The borough's plastics recycling program, one of the few in the state, has proved to be labor-intensive since it began in April. Wilpizeski said the job was ideal for people who wanted to work off their debts to society.
"Plastics recycling uses so much manpower it's almost unfeasible for the Public Works Department. We have a responsibility to the rest of the borough," Wilpizeski said.
It takes two workers 15 minutes to crush 350 bottles into one 50-pound bale of plastic.
Wilpizeski said he might use the free labor to collect recyclables and mow grass and pick up litter in parks.
"We have a lot of work lined up for when the offenders start coming down. We need all the warm bodies we can get," Wilpizeski said.
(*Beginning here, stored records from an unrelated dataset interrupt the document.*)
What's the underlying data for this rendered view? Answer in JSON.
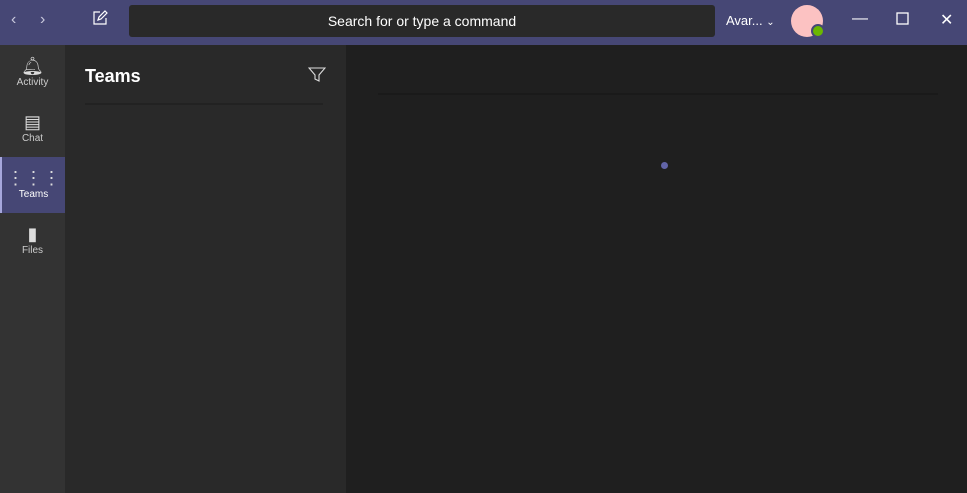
{
  "titlebar": {
    "search_placeholder": "Search for or type a command",
    "org": "Avar..."
  },
  "rail": {
    "items": [
      {
        "label": "Activity"
      },
      {
        "label": "Chat"
      },
      {
        "label": "Teams"
      },
      {
        "label": "Files"
      }
    ]
  },
  "panel": {
    "title": "Teams"
  }
}
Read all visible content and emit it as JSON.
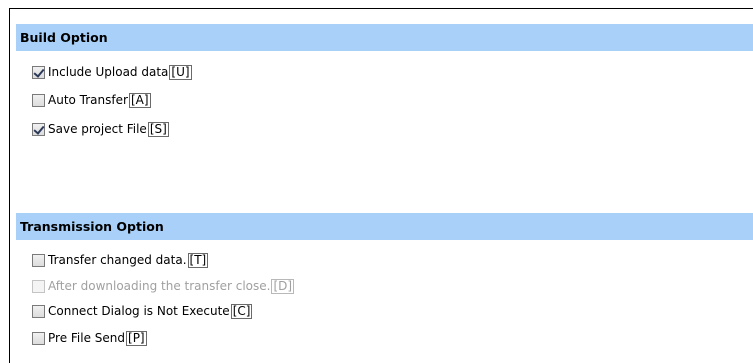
{
  "build_option": {
    "header": "Build Option",
    "items": [
      {
        "label": "Include Upload data",
        "hotkey": "[U]",
        "checked": true,
        "enabled": true
      },
      {
        "label": "Auto Transfer",
        "hotkey": "[A]",
        "checked": false,
        "enabled": true
      },
      {
        "label": "Save project File",
        "hotkey": "[S]",
        "checked": true,
        "enabled": true
      }
    ]
  },
  "transmission_option": {
    "header": "Transmission Option",
    "items": [
      {
        "label": "Transfer changed data.",
        "hotkey": "[T]",
        "checked": false,
        "enabled": true
      },
      {
        "label": "After downloading the transfer close.",
        "hotkey": "[D]",
        "checked": false,
        "enabled": false
      },
      {
        "label": "Connect Dialog is Not Execute",
        "hotkey": "[C]",
        "checked": false,
        "enabled": true
      },
      {
        "label": "Pre File Send",
        "hotkey": "[P]",
        "checked": false,
        "enabled": true
      }
    ]
  },
  "colors": {
    "header_bg": "#a8d0f8",
    "border": "#000000",
    "disabled_text": "#a0a0a0"
  }
}
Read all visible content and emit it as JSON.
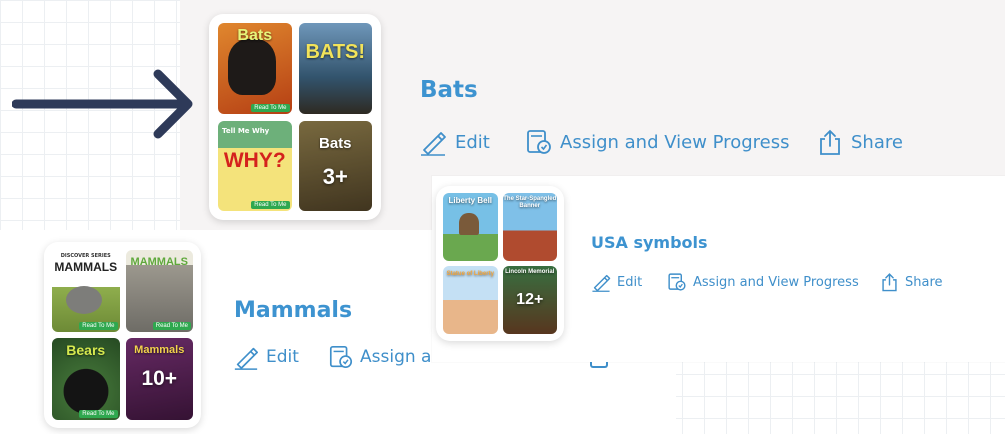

District Justice R. Dawson Muth said the community service was open to anybody who asked for it instead of having to pay a fine. He said most offenders would rather pay fines than work.
"A lot of people say they can't afford the fine, but they miraculously come up with the money instead of working it off. At least we can offer alternatives now," Muth said.
Most summary offenders face $150 to $200 fines or 50 to 100 hours of work.
"I think it is an attractive option for college students and other people who don't have the money to pay a $200 fine. It's close, and it isn't really hard work," Muth said.
In other business, the Borough Council on Wednesday discussed using a county Community Development Block Grant for recreation projects instead of a parking project.
Recreation director Kathy Milliken presented possible projects, including the paving of the parking lot and new lighting at Green Field, and playground equipment, picnic tables and park benches for the area behind the new Borough Hall.
The council also discussed paying half the salary of a full-time maintenance worker for Everhardt Park. The Friends of Everhardt offered to pay half the salary, $2,250.